Provide Work that Matters
Working simply for the sake of a paycheck is not a commonality you’ll find among millennials. They generally want to work on something that uses their unique skills while best benefitting the company. They want to work for organizations that are not only providing a great product or service, but one that is also doing great things towards making a difference in the world.
Being a part of a bigger picture is a draw for millennials, and if they’re passionate about that something, they are more than likely to go that extra mile. Use this passion to the company’s advantage - keeping that excitement alive and aimed in the right direction can not only increase productivity, but also keep millennial employees involved and exerting their best potential. Providing opportunities for them to contribute to bigger projects like leading client presentations or strategizing for upper-level management is a great way to make them feel more involved in the company and excited about their work.
Each year, Birkman aims to get involved with the community and do some form of volunteer work. This year in particular, we will be helping out and playing with the kids at the Special Olympics. I have been given the assignment of planning out this event and organizing all of the details associated with it. This has given me a change from my usual work routine and let me expand my skills toward an important project for the company that is for a genuine good cause. Along with the sense of accomplishment that comes with organizing such a huge event, I have truly realized the value in being given the opportunity to do so.
It’s no surprise that millennials are innately drawn toward anything involving technology. It is more accessible, and something they are comfortable with. Give your company handbook, policy manual, and other assets an electronic revamp. Information should be presented in a way that’s easy to digest and understand, and language should be updated to be direct and concise. The best way to implement this is through technology.
While your talent selection process may include loads of resumes from millennials that don’t yet have a lot of job experience, that’s not the bottom line of a newly emerging workforce. What you really want to look for are individuals who are ready for action, hungry for learning, and eager to make a difference in your company.
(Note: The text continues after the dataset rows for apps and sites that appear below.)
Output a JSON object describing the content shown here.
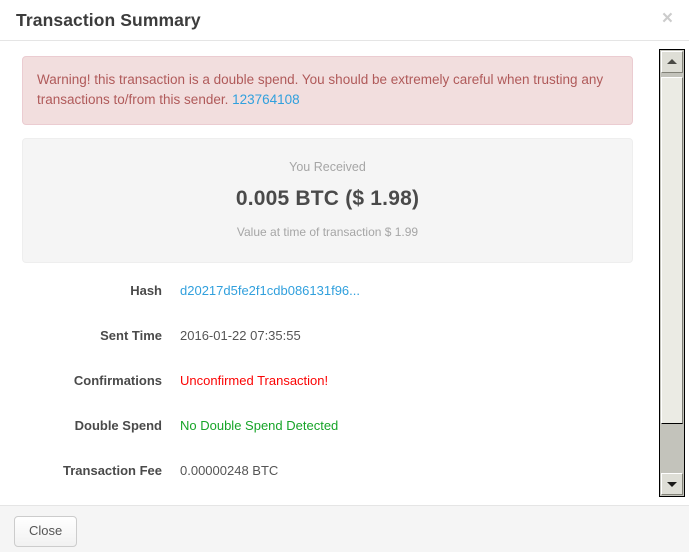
{
  "modal": {
    "title": "Transaction Summary",
    "close_icon": "close-icon",
    "close_glyph": "×"
  },
  "alert": {
    "message": "Warning! this transaction is a double spend. You should be extremely careful when trusting any transactions to/from this sender.",
    "link_text": "123764108"
  },
  "received": {
    "label": "You Received",
    "amount": "0.005 BTC ($ 1.98)",
    "value_at_time": "Value at time of transaction $ 1.99"
  },
  "details": [
    {
      "label": "Hash",
      "value": "d20217d5fe2f1cdb086131f96...",
      "style": "link",
      "name": "hash"
    },
    {
      "label": "Sent Time",
      "value": "2016-01-22 07:35:55",
      "style": "plain",
      "name": "sent-time"
    },
    {
      "label": "Confirmations",
      "value": "Unconfirmed Transaction!",
      "style": "danger",
      "name": "confirmations"
    },
    {
      "label": "Double Spend",
      "value": "No Double Spend Detected",
      "style": "success",
      "name": "double-spend"
    },
    {
      "label": "Transaction Fee",
      "value": "0.00000248 BTC",
      "style": "plain",
      "name": "transaction-fee"
    }
  ],
  "footer": {
    "close_label": "Close"
  },
  "scrollbar": {
    "up_icon": "scroll-up-arrow-icon",
    "down_icon": "scroll-down-arrow-icon",
    "thumb_top_pct": 1,
    "thumb_height_pct": 83
  },
  "colors": {
    "link": "#31a0dd",
    "danger": "#fb0404",
    "success": "#17a428",
    "alert_bg": "#f2dede",
    "alert_text": "#b05a5a"
  }
}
Millennials are the generation for the job. Raised in a fast-paced digital world, they are equipped with the characteristics that can best improve a company if cultivated correctly.
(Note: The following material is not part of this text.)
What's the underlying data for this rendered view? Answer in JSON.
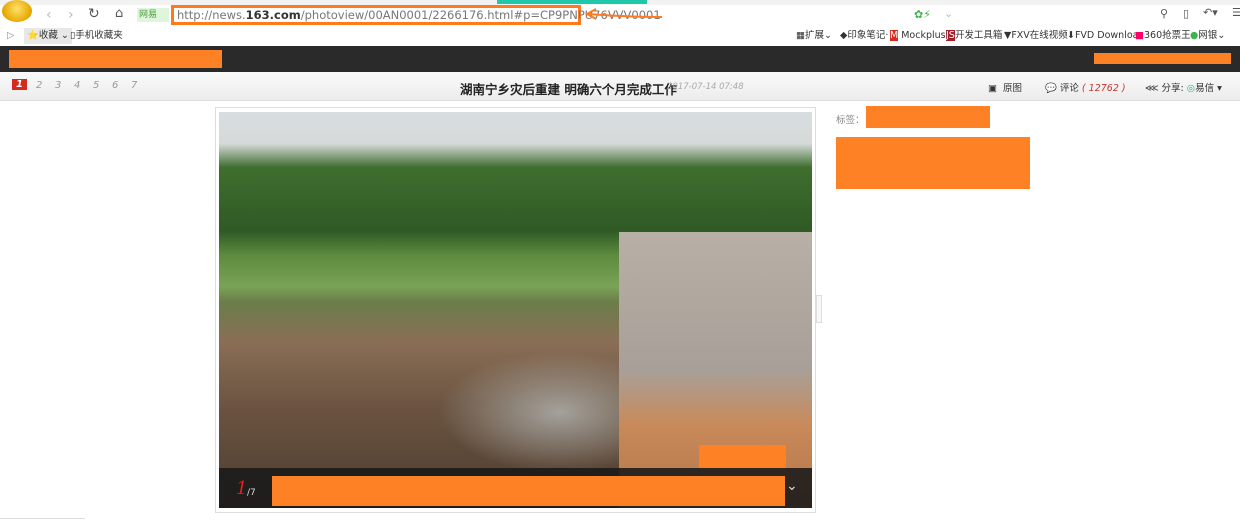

While previous generations may have been satisfied receiving direction from employers, millennials expect a manager to be a coach, not a boss. Fostering a real relationship, frequent check-ins, and personalized advice are important in relationships between managers and millennials.
In order to build a successful work environment that is welcoming and appealing to different generations, it is crucial to understand the work preferences and personality needs of different people. Robust personality assessments like The Birkman Method illuminate complex facets of personality and provide a way to discuss and gain a deeper understanding of what makes each person tick. While there may be overarching work preferences for millennials that stem from generation differences—familiarity with technology, for example—it is even more important to realize what interests and motivates each employee, as well as what keeps each person performing at their best. Diving into the visible and hidden parts of personality allows teams to gain a better understanding of each other in order to grow camaraderie, work satisfaction, and productivity throughout an organization.
Learn more about generational versus personality differences—how to tell the difference between them and how they impact the professional world—in this blog.
A proud Aggie, Ashley is a rising junior studying business management as Texas A&M University. She brings her creativity, organization skills, and hard work ethic to Birkman as a business development intern. Outside of the office, you can catch Ashley exploring coffee shops, traveling, or spending time outdoors with friends and family.